Provided records Block Start
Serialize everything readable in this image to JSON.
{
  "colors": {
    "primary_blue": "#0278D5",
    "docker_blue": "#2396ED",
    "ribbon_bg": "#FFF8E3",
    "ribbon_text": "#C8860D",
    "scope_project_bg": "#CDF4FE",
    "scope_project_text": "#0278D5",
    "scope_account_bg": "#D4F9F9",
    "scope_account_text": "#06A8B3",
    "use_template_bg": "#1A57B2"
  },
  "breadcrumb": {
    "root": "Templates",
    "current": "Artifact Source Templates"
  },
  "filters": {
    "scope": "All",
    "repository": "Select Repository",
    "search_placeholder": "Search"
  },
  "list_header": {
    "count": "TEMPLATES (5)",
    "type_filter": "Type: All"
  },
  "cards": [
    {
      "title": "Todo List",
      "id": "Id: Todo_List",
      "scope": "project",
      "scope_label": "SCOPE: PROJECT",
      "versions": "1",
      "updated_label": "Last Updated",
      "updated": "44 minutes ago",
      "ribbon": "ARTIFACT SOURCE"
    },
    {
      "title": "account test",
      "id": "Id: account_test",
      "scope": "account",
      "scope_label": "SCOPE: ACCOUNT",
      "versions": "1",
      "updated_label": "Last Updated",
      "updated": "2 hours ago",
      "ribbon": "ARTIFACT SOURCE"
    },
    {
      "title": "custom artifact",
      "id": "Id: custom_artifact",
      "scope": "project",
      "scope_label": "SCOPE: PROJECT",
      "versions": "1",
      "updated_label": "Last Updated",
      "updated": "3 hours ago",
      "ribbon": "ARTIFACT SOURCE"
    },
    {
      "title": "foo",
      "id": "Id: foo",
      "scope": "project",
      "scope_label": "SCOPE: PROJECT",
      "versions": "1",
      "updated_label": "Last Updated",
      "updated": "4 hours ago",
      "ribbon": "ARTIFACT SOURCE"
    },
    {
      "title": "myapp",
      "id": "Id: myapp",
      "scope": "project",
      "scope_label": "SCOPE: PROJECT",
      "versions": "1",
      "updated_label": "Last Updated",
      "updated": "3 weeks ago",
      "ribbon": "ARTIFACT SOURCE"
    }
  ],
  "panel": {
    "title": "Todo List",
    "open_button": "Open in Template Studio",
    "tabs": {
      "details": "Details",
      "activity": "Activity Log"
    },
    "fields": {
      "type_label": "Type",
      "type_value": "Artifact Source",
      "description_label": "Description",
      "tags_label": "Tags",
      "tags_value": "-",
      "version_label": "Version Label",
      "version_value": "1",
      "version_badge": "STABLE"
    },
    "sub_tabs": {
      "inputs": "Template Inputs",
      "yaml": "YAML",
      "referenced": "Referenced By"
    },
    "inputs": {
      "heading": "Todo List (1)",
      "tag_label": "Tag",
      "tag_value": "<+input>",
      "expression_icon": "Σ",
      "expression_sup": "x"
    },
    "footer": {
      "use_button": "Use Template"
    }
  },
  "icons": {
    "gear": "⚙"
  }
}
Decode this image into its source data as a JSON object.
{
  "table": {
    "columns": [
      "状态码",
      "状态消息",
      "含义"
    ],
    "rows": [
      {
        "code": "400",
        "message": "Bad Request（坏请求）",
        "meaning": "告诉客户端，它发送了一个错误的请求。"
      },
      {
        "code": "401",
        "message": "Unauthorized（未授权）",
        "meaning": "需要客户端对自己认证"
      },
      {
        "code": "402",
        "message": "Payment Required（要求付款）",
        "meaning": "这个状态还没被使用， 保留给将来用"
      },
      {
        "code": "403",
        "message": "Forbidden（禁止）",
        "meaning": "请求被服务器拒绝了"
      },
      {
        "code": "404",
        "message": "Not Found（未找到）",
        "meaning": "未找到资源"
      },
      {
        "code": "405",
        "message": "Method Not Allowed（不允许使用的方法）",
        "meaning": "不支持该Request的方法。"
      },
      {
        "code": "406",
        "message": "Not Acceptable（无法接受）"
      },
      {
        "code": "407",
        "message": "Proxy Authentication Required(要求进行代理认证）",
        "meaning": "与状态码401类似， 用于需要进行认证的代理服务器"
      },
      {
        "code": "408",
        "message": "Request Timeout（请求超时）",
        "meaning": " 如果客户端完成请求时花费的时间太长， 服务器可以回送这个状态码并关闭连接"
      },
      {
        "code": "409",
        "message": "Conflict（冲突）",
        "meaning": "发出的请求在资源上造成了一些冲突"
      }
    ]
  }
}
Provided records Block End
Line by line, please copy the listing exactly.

Serialize everything readable in this image to JSON.
{
  "colors": {
    "primary_blue": "#0278D5",
    "docker_blue": "#2396ED",
    "ribbon_bg": "#FFF8E3",
    "ribbon_text": "#C8860D",
    "scope_project_bg": "#CDF4FE",
    "scope_project_text": "#0278D5",
    "scope_account_bg": "#D4F9F9",
    "scope_account_text": "#06A8B3",
    "use_template_bg": "#1A57B2"
  },
  "breadcrumb": {
    "root": "Templates",
    "current": "Artifact Source Templates"
  },
  "filters": {
    "scope": "All",
    "repository": "Select Repository",
    "search_placeholder": "Search"
  },
  "list_header": {
    "count": "TEMPLATES (5)",
    "type_filter": "Type: All"
  },
  "cards": [
    {
      "title": "Todo List",
      "id": "Id: Todo_List",
      "scope": "project",
      "scope_label": "SCOPE: PROJECT",
      "versions": "1",
      "updated_label": "Last Updated",
      "updated": "44 minutes ago",
      "ribbon": "ARTIFACT SOURCE"
    },
    {
      "title": "account test",
      "id": "Id: account_test",
      "scope": "account",
      "scope_label": "SCOPE: ACCOUNT",
      "versions": "1",
      "updated_label": "Last Updated",
      "updated": "2 hours ago",
      "ribbon": "ARTIFACT SOURCE"
    },
    {
      "title": "custom artifact",
      "id": "Id: custom_artifact",
      "scope": "project",
      "scope_label": "SCOPE: PROJECT",
      "versions": "1",
      "updated_label": "Last Updated",
      "updated": "3 hours ago",
      "ribbon": "ARTIFACT SOURCE"
    },
    {
      "title": "foo",
      "id": "Id: foo",
      "scope": "project",
      "scope_label": "SCOPE: PROJECT",
      "versions": "1",
      "updated_label": "Last Updated",
      "updated": "4 hours ago",
      "ribbon": "ARTIFACT SOURCE"
    },
    {
      "title": "myapp",
      "id": "Id: myapp",
      "scope": "project",
      "scope_label": "SCOPE: PROJECT",
      "versions": "1",
      "updated_label": "Last Updated",
      "updated": "3 weeks ago",
      "ribbon": "ARTIFACT SOURCE"
    }
  ],
  "panel": {
    "title": "Todo List",
    "open_button": "Open in Template Studio",
    "tabs": {
      "details": "Details",
      "activity": "Activity Log"
    },
    "fields": {
      "type_label": "Type",
      "type_value": "Artifact Source",
      "description_label": "Description",
      "tags_label": "Tags",
      "tags_value": "-",
      "version_label": "Version Label",
      "version_value": "1",
      "version_badge": "STABLE"
    },
    "sub_tabs": {
      "inputs": "Template Inputs",
      "yaml": "YAML",
      "referenced": "Referenced By"
    },
    "inputs": {
      "heading": "Todo List (1)",
      "tag_label": "Tag",
      "tag_value": "<+input>",
      "expression_icon": "Σ",
      "expression_sup": "x"
    },
    "footer": {
      "use_button": "Use Template"
    }
  },
  "icons": {
    "gear": "⚙"
  }
}
Decode this image into its source data as a JSON object.
{
  "table": {
    "columns": [
      "状态码",
      "状态消息",
      "含义"
    ],
    "rows": [
      {
        "code": "400",
        "message": "Bad Request（坏请求）",
        "meaning": "告诉客户端，它发送了一个错误的请求。"
      },
      {
        "code": "401",
        "message": "Unauthorized（未授权）",
        "meaning": "需要客户端对自己认证"
      },
      {
        "code": "402",
        "message": "Payment Required（要求付款）",
        "meaning": "这个状态还没被使用， 保留给将来用"
      },
      {
        "code": "403",
        "message": "Forbidden（禁止）",
        "meaning": "请求被服务器拒绝了"
      },
      {
        "code": "404",
        "message": "Not Found（未找到）",
        "meaning": "未找到资源"
      },
      {
        "code": "405",
        "message": "Method Not Allowed（不允许使用的方法）",
        "meaning": "不支持该Request的方法。"
      },
      {
        "code": "406",
        "message": "Not Acceptable（无法接受）"
      },
      {
        "code": "407",
        "message": "Proxy Authentication Required(要求进行代理认证）",
        "meaning": "与状态码401类似， 用于需要进行认证的代理服务器"
      },
      {
        "code": "408",
        "message": "Request Timeout（请求超时）",
        "meaning": " 如果客户端完成请求时花费的时间太长， 服务器可以回送这个状态码并关闭连接"
      },
      {
        "code": "409",
        "message": "Conflict（冲突）",
        "meaning": "发出的请求在资源上造成了一些冲突"
      }
    ]
  }
}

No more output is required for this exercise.